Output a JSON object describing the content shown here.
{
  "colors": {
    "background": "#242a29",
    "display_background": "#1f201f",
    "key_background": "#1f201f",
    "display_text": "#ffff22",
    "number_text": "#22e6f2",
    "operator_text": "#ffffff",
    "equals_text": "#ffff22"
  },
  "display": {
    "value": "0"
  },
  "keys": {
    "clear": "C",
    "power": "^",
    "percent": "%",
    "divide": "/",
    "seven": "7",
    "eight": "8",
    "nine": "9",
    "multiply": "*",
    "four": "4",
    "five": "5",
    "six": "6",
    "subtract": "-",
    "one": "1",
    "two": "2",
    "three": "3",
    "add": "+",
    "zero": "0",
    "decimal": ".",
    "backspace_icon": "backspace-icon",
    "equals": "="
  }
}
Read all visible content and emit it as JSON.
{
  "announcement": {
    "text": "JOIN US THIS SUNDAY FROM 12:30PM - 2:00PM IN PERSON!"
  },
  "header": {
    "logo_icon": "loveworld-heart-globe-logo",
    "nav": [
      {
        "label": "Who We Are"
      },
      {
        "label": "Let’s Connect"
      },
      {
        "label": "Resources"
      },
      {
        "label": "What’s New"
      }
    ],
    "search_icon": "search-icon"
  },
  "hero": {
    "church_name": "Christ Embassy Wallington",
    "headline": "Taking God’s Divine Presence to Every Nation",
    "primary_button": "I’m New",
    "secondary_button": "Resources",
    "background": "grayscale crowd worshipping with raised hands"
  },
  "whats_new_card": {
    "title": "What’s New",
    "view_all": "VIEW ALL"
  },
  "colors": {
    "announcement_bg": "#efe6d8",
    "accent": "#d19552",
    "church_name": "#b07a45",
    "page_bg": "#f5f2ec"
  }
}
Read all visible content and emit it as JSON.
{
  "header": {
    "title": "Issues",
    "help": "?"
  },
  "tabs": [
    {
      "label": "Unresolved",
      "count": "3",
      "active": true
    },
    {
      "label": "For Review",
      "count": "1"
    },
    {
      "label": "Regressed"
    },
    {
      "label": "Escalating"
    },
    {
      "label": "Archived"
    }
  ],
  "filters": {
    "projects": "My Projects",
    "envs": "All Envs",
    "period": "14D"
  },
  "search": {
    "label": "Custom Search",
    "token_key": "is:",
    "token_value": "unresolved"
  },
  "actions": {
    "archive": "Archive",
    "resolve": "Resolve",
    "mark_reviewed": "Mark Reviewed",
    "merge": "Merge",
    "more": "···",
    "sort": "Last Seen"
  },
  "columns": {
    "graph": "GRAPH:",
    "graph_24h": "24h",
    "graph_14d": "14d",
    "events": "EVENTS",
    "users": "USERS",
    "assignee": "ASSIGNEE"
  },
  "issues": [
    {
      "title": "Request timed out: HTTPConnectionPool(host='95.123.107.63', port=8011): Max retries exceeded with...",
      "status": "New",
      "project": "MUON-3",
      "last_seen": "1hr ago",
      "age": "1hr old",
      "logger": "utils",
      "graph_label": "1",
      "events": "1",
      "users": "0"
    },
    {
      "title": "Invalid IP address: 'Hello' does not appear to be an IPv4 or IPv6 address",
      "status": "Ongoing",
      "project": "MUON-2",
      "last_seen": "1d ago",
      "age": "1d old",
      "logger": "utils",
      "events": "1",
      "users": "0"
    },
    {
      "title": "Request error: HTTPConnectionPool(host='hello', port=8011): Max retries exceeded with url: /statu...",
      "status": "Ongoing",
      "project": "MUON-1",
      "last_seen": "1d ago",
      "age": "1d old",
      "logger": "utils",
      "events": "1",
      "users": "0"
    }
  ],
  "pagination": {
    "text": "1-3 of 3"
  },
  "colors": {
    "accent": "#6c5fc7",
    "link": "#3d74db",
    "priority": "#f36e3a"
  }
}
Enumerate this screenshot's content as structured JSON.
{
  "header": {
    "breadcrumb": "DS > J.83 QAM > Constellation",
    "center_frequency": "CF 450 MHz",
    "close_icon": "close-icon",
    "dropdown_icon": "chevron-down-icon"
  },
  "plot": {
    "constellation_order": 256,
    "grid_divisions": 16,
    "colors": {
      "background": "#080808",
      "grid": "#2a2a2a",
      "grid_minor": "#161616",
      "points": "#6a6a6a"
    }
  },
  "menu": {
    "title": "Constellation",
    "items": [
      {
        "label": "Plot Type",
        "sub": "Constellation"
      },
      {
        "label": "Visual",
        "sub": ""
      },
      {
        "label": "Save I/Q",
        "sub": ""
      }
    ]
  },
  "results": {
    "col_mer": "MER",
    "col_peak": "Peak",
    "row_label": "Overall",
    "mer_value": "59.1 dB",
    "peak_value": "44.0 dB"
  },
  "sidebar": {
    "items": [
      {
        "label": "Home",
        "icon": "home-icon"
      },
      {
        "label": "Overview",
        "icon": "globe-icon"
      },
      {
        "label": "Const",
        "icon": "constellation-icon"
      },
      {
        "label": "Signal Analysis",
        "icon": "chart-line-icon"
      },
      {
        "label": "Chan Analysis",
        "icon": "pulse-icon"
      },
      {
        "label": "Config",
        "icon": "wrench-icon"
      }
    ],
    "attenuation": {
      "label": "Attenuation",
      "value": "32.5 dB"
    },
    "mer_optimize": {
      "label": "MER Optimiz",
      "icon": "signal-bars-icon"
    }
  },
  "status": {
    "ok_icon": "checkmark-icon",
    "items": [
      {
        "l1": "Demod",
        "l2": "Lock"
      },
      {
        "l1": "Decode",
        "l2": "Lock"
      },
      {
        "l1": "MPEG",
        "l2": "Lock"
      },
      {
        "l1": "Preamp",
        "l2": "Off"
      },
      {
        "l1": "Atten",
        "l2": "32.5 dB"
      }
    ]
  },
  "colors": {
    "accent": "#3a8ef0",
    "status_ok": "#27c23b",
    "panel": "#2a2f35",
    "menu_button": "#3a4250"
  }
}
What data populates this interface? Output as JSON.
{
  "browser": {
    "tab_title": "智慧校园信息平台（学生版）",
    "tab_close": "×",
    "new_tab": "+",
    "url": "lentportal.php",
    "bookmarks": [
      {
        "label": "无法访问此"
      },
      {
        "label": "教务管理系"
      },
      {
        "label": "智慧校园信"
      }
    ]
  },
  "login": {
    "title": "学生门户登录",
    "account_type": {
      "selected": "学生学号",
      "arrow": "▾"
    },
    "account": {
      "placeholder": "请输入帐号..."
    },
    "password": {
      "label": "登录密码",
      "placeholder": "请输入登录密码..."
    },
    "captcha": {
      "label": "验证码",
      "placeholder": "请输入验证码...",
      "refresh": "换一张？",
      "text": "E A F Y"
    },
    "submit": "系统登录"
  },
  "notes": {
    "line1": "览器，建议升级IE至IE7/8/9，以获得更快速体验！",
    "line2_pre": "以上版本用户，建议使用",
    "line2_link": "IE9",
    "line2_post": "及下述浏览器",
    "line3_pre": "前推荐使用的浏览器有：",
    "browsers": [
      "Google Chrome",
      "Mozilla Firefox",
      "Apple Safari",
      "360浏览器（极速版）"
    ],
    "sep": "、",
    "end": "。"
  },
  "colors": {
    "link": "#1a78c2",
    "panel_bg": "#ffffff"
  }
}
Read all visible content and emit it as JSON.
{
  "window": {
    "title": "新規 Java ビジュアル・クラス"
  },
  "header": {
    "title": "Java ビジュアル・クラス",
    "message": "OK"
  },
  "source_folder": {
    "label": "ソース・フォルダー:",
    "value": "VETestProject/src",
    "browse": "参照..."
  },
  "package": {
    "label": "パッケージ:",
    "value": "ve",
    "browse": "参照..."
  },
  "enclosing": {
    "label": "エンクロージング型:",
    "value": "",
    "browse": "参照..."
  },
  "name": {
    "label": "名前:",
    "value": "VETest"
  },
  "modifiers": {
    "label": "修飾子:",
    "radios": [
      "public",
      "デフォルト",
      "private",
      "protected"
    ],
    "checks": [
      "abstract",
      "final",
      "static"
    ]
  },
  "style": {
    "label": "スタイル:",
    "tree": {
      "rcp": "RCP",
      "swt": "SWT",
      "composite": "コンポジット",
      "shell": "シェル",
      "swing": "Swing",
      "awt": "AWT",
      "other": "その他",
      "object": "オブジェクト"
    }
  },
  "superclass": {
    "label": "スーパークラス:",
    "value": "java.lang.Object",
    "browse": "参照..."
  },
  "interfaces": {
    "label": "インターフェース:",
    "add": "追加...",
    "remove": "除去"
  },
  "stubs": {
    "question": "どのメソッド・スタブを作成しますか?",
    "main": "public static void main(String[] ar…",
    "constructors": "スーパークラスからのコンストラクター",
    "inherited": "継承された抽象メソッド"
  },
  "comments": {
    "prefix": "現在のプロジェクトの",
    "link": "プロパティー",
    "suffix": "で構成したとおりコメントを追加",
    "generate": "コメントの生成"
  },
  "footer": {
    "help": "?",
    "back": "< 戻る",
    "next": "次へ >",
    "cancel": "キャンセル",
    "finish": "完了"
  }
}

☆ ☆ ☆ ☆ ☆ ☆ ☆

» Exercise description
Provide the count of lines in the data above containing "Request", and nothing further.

» Task response
2